**PROBLEM TO SOLVE:**
Pick each line containing the word "JSON" out of the data below.

Source records
*** Block opens ***
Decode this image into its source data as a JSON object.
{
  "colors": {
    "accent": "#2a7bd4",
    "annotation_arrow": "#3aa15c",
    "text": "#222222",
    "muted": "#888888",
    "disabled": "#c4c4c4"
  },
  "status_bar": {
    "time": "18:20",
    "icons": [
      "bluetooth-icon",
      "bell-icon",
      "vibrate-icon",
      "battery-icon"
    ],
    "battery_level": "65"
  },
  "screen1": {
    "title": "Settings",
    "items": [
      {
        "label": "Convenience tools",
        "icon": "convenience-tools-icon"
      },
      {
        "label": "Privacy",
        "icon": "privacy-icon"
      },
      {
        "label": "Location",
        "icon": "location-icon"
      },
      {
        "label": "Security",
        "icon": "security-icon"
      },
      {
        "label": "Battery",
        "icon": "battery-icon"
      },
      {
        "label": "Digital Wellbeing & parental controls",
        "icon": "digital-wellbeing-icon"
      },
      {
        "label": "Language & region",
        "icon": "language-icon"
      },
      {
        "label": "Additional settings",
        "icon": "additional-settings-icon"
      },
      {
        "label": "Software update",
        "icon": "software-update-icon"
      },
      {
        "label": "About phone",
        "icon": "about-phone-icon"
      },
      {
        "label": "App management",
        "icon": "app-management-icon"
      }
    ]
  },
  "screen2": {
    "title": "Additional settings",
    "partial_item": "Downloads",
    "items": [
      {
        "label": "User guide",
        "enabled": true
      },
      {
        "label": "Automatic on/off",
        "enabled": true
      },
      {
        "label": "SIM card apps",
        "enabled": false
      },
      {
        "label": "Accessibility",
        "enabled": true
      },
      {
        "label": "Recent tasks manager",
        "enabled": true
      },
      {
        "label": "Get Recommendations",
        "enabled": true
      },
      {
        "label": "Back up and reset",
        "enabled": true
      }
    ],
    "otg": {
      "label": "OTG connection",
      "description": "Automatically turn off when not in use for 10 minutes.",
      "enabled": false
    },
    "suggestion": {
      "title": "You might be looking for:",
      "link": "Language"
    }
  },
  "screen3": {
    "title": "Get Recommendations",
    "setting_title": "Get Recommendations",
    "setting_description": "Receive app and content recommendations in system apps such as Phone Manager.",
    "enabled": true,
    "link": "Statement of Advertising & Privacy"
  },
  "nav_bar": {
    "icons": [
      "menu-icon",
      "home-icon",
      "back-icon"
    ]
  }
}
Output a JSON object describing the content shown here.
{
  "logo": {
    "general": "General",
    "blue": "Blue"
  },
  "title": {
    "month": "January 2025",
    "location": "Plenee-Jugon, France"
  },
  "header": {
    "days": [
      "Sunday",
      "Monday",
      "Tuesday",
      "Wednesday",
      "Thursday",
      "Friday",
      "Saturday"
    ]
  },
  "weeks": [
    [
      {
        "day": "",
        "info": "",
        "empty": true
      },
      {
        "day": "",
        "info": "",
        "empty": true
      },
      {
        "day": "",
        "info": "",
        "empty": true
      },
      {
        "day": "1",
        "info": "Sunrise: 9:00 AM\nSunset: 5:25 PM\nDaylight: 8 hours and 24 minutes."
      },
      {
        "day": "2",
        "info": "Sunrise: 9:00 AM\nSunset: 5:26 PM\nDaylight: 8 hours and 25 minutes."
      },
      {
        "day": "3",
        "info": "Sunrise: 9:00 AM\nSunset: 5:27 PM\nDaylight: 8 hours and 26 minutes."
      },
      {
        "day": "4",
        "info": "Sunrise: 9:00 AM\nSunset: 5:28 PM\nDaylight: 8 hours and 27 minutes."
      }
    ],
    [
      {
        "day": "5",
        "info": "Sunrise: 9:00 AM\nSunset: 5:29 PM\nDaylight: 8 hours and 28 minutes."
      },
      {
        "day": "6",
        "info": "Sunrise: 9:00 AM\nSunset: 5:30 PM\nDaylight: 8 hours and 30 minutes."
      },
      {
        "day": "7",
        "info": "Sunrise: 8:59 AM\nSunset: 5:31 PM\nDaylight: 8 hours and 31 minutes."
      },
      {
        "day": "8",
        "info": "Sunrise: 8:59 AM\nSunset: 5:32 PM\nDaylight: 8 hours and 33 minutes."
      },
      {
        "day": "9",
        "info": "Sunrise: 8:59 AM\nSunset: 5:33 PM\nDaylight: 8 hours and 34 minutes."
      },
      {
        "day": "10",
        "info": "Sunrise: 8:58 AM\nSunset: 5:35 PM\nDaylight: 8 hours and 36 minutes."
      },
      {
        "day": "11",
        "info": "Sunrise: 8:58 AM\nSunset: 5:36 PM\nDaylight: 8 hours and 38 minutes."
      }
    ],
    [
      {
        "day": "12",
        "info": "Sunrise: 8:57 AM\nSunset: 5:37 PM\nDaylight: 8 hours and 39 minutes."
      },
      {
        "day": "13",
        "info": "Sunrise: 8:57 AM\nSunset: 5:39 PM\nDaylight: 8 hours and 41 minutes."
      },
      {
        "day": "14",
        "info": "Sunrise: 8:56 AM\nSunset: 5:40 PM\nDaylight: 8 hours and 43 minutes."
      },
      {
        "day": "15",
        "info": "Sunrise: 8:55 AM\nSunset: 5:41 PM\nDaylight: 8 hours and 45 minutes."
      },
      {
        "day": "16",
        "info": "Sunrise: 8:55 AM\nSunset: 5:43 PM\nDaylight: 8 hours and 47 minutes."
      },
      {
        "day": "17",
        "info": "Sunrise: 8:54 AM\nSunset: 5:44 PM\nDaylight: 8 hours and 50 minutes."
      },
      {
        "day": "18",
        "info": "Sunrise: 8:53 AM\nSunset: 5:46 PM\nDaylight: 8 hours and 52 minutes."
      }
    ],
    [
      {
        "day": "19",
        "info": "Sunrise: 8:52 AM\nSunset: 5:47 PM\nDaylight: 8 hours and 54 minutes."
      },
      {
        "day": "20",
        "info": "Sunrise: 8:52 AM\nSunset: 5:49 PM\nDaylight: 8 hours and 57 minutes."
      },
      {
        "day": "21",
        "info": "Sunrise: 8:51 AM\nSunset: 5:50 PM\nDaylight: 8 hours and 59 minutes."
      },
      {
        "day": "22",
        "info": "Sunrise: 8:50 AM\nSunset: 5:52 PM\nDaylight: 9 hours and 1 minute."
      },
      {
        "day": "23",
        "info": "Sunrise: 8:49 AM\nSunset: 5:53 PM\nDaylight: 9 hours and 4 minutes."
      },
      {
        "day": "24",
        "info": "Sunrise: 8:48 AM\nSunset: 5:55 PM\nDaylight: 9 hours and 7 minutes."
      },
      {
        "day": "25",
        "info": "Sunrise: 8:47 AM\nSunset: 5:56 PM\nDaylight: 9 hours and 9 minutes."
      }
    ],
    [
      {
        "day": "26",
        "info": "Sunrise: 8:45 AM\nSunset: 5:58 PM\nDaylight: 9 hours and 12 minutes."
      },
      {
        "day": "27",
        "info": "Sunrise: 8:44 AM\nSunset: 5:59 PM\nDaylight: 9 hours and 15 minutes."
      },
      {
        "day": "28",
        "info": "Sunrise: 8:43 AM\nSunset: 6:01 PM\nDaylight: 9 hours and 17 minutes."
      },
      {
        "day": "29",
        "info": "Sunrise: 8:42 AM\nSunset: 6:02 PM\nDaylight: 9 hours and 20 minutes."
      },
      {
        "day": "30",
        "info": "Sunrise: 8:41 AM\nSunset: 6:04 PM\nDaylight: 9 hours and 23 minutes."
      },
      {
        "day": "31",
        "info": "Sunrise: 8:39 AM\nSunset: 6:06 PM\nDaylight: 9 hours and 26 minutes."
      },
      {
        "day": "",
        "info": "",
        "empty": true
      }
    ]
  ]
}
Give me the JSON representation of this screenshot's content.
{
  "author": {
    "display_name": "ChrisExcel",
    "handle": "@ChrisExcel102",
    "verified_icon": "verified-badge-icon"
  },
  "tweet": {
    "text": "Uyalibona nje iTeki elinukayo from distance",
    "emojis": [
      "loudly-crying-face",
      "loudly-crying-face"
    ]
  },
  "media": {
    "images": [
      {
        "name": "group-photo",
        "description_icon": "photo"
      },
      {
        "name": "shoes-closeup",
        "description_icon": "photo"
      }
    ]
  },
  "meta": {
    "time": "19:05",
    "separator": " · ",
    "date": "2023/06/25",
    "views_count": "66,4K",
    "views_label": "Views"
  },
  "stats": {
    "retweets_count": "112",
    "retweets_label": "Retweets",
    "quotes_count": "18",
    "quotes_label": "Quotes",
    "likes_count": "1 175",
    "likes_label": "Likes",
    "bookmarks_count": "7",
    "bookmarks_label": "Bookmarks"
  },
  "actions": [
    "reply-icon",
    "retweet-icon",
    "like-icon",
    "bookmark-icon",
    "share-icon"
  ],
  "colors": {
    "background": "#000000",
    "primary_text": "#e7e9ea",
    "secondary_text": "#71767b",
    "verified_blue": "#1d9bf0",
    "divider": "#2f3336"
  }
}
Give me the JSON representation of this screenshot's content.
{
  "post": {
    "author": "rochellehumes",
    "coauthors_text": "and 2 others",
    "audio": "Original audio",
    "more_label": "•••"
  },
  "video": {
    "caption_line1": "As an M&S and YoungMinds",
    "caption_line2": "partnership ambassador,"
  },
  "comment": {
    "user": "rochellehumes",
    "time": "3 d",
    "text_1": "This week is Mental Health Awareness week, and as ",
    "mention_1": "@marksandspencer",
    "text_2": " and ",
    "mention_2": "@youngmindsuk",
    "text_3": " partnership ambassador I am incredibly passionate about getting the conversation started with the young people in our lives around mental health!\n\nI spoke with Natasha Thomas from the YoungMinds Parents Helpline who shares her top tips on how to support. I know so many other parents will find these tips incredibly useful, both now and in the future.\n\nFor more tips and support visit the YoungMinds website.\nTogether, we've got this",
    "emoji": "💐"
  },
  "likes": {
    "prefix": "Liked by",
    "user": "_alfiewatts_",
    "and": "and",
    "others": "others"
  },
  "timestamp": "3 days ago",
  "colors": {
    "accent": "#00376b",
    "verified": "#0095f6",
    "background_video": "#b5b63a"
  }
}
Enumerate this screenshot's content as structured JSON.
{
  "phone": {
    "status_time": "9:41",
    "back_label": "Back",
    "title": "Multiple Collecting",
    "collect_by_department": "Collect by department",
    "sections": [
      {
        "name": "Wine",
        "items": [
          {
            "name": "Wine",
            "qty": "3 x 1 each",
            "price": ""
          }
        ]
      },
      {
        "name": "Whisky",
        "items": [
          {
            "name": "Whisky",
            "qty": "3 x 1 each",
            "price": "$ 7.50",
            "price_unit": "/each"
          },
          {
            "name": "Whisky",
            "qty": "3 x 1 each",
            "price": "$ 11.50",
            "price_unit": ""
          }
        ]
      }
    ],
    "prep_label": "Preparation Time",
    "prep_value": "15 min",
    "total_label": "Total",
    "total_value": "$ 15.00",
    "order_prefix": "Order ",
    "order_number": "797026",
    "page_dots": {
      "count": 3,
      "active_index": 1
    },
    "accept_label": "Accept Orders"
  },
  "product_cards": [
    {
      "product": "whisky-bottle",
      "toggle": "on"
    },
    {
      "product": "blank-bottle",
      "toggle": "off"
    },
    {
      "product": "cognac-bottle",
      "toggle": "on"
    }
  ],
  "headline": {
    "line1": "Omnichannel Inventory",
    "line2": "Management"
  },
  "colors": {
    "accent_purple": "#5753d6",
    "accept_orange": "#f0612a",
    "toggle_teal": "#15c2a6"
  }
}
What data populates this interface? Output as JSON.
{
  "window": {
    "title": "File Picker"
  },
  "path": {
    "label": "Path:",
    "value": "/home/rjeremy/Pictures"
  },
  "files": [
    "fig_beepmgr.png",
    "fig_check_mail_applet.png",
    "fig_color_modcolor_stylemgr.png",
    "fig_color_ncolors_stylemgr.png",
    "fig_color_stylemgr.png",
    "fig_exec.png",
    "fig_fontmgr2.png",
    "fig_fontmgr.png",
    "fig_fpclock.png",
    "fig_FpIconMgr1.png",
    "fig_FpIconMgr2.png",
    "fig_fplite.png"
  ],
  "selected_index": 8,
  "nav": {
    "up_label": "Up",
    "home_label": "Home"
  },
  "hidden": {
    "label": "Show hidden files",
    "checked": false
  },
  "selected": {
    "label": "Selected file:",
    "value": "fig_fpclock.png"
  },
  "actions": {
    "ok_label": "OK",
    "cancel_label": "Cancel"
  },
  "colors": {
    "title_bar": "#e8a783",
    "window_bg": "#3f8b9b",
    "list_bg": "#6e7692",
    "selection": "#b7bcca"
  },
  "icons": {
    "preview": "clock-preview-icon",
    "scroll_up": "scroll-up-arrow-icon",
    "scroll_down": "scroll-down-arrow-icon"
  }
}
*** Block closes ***
**SOLVED PROBLEM:**
Decode this image into its source data as a JSON object.
Output a JSON object describing the content shown here.
Give me the JSON representation of this screenshot's content.
Give me the JSON representation of this screenshot's content.
Enumerate this screenshot's content as structured JSON.
What data populates this interface? Output as JSON.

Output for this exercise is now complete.